> [WHAT IS REQUIRED]
Repeat the data precisely as given.

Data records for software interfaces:
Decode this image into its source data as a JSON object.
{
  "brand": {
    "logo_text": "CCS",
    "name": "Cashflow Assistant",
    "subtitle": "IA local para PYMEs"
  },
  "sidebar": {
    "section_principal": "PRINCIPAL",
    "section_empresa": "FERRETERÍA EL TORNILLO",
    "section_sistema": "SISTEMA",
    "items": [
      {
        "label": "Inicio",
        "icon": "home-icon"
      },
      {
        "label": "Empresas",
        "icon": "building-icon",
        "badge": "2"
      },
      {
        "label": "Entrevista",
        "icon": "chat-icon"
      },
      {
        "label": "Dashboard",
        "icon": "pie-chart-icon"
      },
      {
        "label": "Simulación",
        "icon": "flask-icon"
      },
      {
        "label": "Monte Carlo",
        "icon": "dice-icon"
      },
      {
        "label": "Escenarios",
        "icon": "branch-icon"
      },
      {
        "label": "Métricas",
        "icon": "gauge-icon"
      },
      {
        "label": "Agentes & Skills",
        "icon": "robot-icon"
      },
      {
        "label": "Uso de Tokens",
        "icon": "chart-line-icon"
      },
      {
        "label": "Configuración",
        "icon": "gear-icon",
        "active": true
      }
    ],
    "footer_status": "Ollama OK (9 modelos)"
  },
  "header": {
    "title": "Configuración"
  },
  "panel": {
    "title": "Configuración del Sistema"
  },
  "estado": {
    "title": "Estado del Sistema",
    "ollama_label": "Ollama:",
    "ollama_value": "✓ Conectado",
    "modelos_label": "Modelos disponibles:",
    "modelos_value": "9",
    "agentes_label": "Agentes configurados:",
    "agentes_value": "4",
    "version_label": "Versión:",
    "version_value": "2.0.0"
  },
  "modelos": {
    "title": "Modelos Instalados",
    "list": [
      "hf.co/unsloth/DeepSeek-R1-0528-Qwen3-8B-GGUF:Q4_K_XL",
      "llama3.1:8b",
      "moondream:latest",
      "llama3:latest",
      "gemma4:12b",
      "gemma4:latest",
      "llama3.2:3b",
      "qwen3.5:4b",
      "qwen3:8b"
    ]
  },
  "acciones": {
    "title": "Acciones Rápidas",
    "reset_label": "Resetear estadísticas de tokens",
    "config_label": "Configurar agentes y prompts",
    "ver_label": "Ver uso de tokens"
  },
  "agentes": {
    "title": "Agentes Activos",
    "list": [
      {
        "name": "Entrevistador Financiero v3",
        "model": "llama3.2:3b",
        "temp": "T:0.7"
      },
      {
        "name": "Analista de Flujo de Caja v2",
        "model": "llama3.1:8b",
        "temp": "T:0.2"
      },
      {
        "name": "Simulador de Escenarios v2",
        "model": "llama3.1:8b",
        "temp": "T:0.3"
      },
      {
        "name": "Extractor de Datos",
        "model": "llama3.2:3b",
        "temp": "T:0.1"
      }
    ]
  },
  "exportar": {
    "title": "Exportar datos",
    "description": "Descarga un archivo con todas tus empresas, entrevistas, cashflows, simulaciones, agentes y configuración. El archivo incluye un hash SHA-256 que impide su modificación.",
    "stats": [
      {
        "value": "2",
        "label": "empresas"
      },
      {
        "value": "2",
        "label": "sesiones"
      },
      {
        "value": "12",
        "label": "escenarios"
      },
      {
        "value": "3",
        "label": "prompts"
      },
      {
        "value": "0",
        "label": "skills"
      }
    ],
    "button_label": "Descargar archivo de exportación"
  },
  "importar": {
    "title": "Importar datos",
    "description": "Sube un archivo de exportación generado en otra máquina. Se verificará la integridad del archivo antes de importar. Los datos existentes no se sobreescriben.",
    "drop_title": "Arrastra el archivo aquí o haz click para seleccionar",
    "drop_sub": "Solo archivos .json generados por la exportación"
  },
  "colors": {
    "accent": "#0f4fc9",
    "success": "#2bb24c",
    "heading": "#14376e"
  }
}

> [TASK RESPONSE]
Decode this image into its source data as a JSON object.
{
  "brand": {
    "logo_text": "CCS",
    "name": "Cashflow Assistant",
    "subtitle": "IA local para PYMEs"
  },
  "sidebar": {
    "section_principal": "PRINCIPAL",
    "section_empresa": "FERRETERÍA EL TORNILLO",
    "section_sistema": "SISTEMA",
    "items": [
      {
        "label": "Inicio",
        "icon": "home-icon"
      },
      {
        "label": "Empresas",
        "icon": "building-icon",
        "badge": "2"
      },
      {
        "label": "Entrevista",
        "icon": "chat-icon"
      },
      {
        "label": "Dashboard",
        "icon": "pie-chart-icon"
      },
      {
        "label": "Simulación",
        "icon": "flask-icon"
      },
      {
        "label": "Monte Carlo",
        "icon": "dice-icon"
      },
      {
        "label": "Escenarios",
        "icon": "branch-icon"
      },
      {
        "label": "Métricas",
        "icon": "gauge-icon"
      },
      {
        "label": "Agentes & Skills",
        "icon": "robot-icon"
      },
      {
        "label": "Uso de Tokens",
        "icon": "chart-line-icon"
      },
      {
        "label": "Configuración",
        "icon": "gear-icon",
        "active": true
      }
    ],
    "footer_status": "Ollama OK (9 modelos)"
  },
  "header": {
    "title": "Configuración"
  },
  "panel": {
    "title": "Configuración del Sistema"
  },
  "estado": {
    "title": "Estado del Sistema",
    "ollama_label": "Ollama:",
    "ollama_value": "✓ Conectado",
    "modelos_label": "Modelos disponibles:",
    "modelos_value": "9",
    "agentes_label": "Agentes configurados:",
    "agentes_value": "4",
    "version_label": "Versión:",
    "version_value": "2.0.0"
  },
  "modelos": {
    "title": "Modelos Instalados",
    "list": [
      "hf.co/unsloth/DeepSeek-R1-0528-Qwen3-8B-GGUF:Q4_K_XL",
      "llama3.1:8b",
      "moondream:latest",
      "llama3:latest",
      "gemma4:12b",
      "gemma4:latest",
      "llama3.2:3b",
      "qwen3.5:4b",
      "qwen3:8b"
    ]
  },
  "acciones": {
    "title": "Acciones Rápidas",
    "reset_label": "Resetear estadísticas de tokens",
    "config_label": "Configurar agentes y prompts",
    "ver_label": "Ver uso de tokens"
  },
  "agentes": {
    "title": "Agentes Activos",
    "list": [
      {
        "name": "Entrevistador Financiero v3",
        "model": "llama3.2:3b",
        "temp": "T:0.7"
      },
      {
        "name": "Analista de Flujo de Caja v2",
        "model": "llama3.1:8b",
        "temp": "T:0.2"
      },
      {
        "name": "Simulador de Escenarios v2",
        "model": "llama3.1:8b",
        "temp": "T:0.3"
      },
      {
        "name": "Extractor de Datos",
        "model": "llama3.2:3b",
        "temp": "T:0.1"
      }
    ]
  },
  "exportar": {
    "title": "Exportar datos",
    "description": "Descarga un archivo con todas tus empresas, entrevistas, cashflows, simulaciones, agentes y configuración. El archivo incluye un hash SHA-256 que impide su modificación.",
    "stats": [
      {
        "value": "2",
        "label": "empresas"
      },
      {
        "value": "2",
        "label": "sesiones"
      },
      {
        "value": "12",
        "label": "escenarios"
      },
      {
        "value": "3",
        "label": "prompts"
      },
      {
        "value": "0",
        "label": "skills"
      }
    ],
    "button_label": "Descargar archivo de exportación"
  },
  "importar": {
    "title": "Importar datos",
    "description": "Sube un archivo de exportación generado en otra máquina. Se verificará la integridad del archivo antes de importar. Los datos existentes no se sobreescriben.",
    "drop_title": "Arrastra el archivo aquí o haz click para seleccionar",
    "drop_sub": "Solo archivos .json generados por la exportación"
  },
  "colors": {
    "accent": "#0f4fc9",
    "success": "#2bb24c",
    "heading": "#14376e"
  }
}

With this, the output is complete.